The imperatives of sovereignty, human rights and national security very often pull in different directions, yet the relations between these three different notions are considerably more subtle than those of simple opposition. Rather, their interaction may at times be contradictory, at others tense, and at others even complementary. This collection presents an analysis of the irreducible dilemmas posed by the foundational challenges of sovereignty, human rights and security, not merely in terms of the formal doctrine of their disciplines, but also of the manner in which they can be configured in order to achieve persuasive legitimacy as to both methods and results. The chapters in this volume represent an attempt to face up to these dilemmas in all of their complexity, and to suggest ways in which they can be confronted productively both in the abstract and in the concrete circumstances of particular cases.
Friday, December 19, 2008
Alston & MacDonald: Human Rights, Intervention, and the Use of Force

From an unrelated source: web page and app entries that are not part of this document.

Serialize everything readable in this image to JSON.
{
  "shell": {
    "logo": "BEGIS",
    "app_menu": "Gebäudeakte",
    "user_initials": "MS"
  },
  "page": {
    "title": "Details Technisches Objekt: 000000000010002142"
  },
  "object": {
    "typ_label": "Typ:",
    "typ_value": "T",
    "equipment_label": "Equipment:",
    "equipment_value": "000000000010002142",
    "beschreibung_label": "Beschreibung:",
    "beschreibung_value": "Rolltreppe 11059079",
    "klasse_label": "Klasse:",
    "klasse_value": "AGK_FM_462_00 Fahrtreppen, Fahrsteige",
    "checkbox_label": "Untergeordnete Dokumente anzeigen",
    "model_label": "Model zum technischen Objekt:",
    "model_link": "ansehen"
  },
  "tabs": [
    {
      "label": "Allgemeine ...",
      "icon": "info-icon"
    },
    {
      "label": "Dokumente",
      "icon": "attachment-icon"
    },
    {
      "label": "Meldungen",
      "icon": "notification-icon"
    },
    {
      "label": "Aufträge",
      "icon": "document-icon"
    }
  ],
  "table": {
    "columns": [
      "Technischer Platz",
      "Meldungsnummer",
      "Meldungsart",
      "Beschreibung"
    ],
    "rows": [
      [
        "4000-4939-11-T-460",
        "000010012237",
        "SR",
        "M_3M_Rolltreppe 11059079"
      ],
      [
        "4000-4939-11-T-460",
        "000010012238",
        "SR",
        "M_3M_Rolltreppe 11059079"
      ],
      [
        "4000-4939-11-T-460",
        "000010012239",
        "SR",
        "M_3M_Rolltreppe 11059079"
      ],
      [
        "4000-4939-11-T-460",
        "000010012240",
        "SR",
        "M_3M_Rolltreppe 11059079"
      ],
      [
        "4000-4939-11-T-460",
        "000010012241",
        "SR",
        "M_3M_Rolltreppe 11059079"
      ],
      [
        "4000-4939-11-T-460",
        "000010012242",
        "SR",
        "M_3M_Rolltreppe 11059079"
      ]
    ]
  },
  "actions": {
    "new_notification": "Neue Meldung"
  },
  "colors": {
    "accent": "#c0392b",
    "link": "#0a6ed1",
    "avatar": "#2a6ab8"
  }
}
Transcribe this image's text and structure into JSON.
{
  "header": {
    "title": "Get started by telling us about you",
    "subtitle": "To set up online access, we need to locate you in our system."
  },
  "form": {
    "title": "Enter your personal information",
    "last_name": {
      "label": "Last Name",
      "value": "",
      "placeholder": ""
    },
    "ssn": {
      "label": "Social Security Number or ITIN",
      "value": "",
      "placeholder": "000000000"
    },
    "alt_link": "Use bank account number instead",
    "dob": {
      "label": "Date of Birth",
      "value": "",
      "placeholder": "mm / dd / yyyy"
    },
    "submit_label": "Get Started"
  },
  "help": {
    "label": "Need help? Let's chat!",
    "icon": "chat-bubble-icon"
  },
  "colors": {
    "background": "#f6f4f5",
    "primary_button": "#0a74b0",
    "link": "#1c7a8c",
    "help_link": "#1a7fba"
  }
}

Philip Alston (New York Univ. - Law) & Euan MacDonald (New York Univ. - Law) have published Human Rights, Intervention, and the Use of Force (Oxford Univ. Press 2008). Here's the abstract: